- Work to complete
Scan the lines below for the word "title". Copy each line you find it in.

[Source records]
-- -- --

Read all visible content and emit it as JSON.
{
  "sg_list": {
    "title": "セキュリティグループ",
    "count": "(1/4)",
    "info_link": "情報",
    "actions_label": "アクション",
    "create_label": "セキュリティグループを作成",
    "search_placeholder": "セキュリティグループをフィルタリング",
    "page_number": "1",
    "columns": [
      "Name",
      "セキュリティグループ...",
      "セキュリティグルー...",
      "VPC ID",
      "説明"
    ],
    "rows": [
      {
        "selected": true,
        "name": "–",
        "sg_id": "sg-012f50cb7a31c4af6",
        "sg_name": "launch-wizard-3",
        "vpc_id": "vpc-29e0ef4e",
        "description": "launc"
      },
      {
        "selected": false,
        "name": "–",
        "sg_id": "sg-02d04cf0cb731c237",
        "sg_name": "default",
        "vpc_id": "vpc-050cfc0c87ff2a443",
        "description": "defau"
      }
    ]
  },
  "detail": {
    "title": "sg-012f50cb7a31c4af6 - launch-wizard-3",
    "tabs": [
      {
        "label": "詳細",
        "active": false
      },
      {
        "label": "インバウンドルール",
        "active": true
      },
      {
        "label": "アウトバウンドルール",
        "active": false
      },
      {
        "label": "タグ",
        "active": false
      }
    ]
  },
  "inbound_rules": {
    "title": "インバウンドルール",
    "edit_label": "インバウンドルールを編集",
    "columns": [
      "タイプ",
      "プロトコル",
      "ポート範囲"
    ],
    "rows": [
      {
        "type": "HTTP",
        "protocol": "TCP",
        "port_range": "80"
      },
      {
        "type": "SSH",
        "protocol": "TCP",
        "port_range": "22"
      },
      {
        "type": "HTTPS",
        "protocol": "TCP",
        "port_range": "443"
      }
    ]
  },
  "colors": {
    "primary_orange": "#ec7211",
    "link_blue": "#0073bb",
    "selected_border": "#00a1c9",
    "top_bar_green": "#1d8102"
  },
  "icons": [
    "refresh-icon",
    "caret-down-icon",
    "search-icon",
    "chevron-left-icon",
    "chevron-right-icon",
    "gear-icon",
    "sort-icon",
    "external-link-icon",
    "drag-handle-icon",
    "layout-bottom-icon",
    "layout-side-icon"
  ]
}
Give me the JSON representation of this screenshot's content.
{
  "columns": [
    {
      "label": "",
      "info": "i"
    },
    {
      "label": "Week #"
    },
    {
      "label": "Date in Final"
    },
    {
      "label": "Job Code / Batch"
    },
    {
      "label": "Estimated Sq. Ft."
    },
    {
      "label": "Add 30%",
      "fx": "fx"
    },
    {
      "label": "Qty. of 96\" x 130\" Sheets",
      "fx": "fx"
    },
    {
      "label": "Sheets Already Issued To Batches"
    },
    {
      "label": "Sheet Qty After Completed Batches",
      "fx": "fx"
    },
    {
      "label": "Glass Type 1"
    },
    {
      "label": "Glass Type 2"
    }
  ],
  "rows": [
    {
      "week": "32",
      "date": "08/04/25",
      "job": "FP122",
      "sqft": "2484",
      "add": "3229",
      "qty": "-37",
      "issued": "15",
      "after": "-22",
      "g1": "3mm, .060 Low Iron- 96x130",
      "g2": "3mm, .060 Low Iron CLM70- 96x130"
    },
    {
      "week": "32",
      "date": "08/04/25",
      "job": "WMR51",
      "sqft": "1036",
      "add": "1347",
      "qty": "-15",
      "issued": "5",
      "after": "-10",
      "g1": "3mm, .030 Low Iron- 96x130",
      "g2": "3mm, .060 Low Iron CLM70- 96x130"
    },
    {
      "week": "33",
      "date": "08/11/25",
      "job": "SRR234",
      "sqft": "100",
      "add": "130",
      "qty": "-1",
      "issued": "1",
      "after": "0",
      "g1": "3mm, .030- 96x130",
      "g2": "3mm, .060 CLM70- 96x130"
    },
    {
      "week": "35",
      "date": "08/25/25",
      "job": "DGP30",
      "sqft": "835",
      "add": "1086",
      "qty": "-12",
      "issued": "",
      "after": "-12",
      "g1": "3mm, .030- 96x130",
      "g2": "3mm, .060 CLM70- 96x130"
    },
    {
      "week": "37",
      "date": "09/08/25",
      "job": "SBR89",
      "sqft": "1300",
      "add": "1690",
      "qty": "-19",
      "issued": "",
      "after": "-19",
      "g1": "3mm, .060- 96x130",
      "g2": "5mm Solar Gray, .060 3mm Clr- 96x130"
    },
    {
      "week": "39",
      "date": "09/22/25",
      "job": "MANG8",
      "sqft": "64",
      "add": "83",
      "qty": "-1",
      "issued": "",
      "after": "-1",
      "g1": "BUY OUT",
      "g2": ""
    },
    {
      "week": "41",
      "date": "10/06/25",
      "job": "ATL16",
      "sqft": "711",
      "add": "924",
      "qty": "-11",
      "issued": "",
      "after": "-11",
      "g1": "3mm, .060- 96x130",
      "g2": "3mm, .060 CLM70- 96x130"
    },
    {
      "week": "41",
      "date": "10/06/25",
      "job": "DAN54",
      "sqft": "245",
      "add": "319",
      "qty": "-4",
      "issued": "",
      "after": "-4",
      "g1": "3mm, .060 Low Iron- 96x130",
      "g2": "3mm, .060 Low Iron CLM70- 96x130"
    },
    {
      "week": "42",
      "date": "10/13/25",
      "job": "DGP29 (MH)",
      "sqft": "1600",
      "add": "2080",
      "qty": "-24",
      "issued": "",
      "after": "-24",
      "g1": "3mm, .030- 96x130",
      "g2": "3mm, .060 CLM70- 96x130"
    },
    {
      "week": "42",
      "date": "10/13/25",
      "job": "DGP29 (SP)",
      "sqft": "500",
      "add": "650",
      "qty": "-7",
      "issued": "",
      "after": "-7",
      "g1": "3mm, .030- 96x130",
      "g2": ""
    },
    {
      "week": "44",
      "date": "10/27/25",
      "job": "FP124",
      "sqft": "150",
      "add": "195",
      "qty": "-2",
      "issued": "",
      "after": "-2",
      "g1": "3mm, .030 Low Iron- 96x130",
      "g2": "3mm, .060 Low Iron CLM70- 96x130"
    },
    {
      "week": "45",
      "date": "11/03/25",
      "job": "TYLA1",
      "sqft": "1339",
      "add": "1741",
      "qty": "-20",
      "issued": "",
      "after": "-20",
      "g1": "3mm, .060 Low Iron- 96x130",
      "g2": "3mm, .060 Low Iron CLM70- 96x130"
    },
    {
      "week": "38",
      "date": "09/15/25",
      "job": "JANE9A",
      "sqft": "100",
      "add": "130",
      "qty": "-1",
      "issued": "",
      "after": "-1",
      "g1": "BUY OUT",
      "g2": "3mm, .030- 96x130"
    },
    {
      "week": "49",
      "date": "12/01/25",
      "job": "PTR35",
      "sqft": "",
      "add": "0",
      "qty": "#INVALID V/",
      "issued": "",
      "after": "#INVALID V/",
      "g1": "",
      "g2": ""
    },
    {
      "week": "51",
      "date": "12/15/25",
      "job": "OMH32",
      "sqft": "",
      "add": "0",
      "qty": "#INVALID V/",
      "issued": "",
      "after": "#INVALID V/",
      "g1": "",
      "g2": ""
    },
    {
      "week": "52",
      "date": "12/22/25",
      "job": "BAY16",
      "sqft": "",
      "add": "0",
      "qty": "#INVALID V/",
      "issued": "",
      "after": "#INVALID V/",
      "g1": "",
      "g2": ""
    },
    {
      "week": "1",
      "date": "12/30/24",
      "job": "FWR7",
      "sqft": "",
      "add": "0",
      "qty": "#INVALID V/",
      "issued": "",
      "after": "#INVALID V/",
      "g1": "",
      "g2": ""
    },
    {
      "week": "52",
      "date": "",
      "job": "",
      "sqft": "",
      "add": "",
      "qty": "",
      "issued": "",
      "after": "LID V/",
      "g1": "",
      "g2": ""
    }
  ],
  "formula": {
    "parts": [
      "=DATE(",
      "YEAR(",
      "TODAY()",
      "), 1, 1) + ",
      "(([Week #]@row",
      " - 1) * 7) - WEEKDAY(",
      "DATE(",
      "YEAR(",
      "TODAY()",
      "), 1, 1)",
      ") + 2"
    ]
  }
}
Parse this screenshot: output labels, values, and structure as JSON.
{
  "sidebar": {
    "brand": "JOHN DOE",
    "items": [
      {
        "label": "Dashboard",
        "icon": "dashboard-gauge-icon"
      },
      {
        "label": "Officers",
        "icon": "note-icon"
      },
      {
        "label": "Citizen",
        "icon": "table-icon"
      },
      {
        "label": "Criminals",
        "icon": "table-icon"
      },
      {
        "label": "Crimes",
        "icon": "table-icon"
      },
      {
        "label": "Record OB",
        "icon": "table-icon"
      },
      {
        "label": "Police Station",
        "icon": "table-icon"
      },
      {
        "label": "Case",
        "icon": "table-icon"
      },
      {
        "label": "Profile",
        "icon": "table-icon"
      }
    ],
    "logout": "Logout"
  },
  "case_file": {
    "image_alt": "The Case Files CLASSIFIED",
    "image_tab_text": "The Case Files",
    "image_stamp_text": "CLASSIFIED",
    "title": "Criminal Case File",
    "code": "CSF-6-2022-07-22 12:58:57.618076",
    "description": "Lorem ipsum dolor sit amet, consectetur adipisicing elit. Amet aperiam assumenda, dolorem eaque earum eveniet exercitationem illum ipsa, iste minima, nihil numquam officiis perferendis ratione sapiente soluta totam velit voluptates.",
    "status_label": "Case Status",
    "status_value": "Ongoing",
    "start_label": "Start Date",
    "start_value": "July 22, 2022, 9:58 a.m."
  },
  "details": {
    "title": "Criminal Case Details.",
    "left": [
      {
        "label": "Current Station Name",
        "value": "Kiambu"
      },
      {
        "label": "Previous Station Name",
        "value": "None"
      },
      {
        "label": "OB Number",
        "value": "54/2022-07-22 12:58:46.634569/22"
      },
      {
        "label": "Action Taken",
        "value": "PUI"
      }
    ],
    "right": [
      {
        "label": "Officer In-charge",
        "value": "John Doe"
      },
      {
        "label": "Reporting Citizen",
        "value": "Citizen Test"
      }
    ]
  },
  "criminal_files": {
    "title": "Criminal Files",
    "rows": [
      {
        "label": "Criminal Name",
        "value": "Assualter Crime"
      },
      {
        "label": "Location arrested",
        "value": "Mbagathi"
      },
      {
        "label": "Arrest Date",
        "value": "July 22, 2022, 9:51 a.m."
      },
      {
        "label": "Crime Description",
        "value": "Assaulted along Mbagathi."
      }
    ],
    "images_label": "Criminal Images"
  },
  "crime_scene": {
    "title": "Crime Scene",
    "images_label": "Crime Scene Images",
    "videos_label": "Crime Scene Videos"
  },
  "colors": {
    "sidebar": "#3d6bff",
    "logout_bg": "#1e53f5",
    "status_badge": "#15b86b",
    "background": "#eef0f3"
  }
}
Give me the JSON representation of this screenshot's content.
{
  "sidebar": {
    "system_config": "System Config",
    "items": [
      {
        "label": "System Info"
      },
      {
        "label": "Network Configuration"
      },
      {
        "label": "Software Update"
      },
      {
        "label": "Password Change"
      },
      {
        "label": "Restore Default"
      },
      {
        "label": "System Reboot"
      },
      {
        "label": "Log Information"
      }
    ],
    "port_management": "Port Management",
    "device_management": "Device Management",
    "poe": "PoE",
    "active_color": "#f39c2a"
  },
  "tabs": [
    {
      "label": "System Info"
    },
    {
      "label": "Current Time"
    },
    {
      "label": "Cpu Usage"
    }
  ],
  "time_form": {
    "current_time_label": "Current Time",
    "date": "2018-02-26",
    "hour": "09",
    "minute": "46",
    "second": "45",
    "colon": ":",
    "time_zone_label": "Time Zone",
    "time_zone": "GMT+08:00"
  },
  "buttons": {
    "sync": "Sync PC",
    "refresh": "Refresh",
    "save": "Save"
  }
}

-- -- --

- Your solution
    "title": "セキュリティグループ",
    "title": "sg-012f50cb7a31c4af6 - launch-wizard-3",
    "title": "インバウンドルール",
    "title": "Criminal Case File",
    "title": "Criminal Case Details.",
    "title": "Criminal Files",
    "title": "Crime Scene",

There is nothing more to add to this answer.